admiration affections afford amongst animal associations beauty become behold beneath birds bright called cause character charm colour connected dark deep delight describe earth enjoyment existence expression fact faculty faithful fall familiar feeling flowers genius give hand happiness harmony hear heart heaven hope human ideas imagination important impressions influence instance intellectual interest kind language learned leave less light listen living look Lord means meet mind moon moral nature never night object observation once pain passions peace perfect perhaps picture pleasure poet poetical poetry present principle pure receive refined regard rest scene sense shadow soul sound speak spirit sublime suffering sweet taste tenderness thee things thou thought tion touch trees true truth turn unto voice wandering waters whole wild wind wings woman
Page 83 - The sound must seem an echo to the sense. Soft is the strain when Zephyr gently blows, And the smooth stream in smoother numbers flows; But when loud surges lash the sounding shore, The hoarse, rough verse should like the torrent roar. When Ajax strives some rock's vast weight to throw, The line too labours, and the words move slow; Not so, when swift Camilla scours the plain, Flies o'er th' unbending corn, and skims along the main.
Page 158 - gainst my fury • Do I take part : the rarer action is In virtue than in vengeance : they being penitent, The sole drift of my purpose doth extend Not a frown further : Go, release them, Ariel ; My charms I'll break, their senses I'll restore, • And they shall be themselves.
Page 182 - But yesterday, the word of Caesar might Have stood against the world : now lies he there, And none so poor to do him reverence.

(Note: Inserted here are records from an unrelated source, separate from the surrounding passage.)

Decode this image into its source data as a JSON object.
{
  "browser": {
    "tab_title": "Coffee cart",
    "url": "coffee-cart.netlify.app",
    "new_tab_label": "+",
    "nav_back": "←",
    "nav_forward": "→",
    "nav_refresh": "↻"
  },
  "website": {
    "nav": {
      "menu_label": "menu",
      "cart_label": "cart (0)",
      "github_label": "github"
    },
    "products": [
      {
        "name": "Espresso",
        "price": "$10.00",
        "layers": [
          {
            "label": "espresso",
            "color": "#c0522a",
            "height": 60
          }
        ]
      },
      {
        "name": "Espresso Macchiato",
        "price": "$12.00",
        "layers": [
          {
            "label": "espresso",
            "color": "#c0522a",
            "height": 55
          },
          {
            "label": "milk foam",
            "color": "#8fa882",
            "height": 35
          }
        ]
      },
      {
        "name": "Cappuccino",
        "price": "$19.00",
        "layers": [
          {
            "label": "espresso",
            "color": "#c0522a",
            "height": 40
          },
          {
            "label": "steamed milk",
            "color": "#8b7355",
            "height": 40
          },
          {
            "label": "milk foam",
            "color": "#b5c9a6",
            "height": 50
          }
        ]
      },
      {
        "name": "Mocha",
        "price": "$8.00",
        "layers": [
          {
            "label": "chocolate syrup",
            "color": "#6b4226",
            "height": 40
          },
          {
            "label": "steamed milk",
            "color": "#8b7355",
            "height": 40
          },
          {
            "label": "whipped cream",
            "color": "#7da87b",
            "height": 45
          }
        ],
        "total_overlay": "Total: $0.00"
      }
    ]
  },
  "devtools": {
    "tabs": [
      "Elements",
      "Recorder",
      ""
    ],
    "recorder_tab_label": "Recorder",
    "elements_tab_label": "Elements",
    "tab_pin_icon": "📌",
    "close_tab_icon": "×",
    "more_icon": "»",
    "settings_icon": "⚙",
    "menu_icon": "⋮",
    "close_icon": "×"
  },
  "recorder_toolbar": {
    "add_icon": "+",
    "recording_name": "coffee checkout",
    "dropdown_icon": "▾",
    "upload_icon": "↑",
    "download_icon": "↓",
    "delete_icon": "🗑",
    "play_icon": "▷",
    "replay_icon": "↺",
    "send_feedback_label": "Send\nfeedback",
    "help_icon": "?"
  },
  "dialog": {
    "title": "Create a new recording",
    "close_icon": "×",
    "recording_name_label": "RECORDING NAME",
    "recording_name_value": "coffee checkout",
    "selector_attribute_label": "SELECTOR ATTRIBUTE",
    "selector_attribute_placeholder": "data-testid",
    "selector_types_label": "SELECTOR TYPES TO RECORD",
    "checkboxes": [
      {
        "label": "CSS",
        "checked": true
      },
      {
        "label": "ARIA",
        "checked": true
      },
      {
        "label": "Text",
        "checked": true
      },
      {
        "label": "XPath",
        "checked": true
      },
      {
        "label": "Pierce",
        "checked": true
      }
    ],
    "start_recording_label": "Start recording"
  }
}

Page 159 - And twixt the green sea and the azur'd vault Set roaring war; to the dread rattling thunder Have I given fire, and rifted Jove's stout oak With his own bolt; the strong-bas'd promontory Have I made shake, and by the spurs pluck'd up The pine and cedar; graves at my command Have wak'd their sleepers, op'd, and let 'em forth By my so potent art.
Page 166 - I am now indebted, as being a work not to be raised from the heat of youth or the vapours of wine, like that which flows at waste from the pen of some vulgar amorist or the trencher fury of a rhyming parasite, nor to be obtained by the invocation of Dame Memory and her siren daughters...
Page 135 - When the most High divided to the nations their inheritance, when he separated the sons of Adam, he set the bounds of the people according to the number of the children of Israel.
Page 129 - And it came to pass, when he saw her, that he rent his clothes, and said, Alas, my daughter! thou hast brought me very low, and thou art one of them that trouble me: for I have opened my mouth unto the LORD, and I cannot go back.
Page 134 - And Rizpah the daughter of Aiah took sackcloth, and spread it for her upon the rock, from the beginning of harvest until water dropped upon them out of heaven, and suffered neither the birds of the air to rest on them by day, nor the beasts of the field by night.
Page 85 - There's a bower of roses by Bendemeer's stream, And the nightingale sings round it all the day long ; In the time of my childhood 'twas like a sweet dream, To sit in the roses and hear the bird's song.
Page 158 - These our actors, As I foretold you, were all spirits and Are melted into air, into thin air: And, like the baseless fabric of this vision, The cloud-capp'd towers, the gorgeous palaces, The solemn temples, the great globe itself, Yea, all which it inherit, shall dissolve And, like this unsubstantial pageant faded, Leave not a rack behind.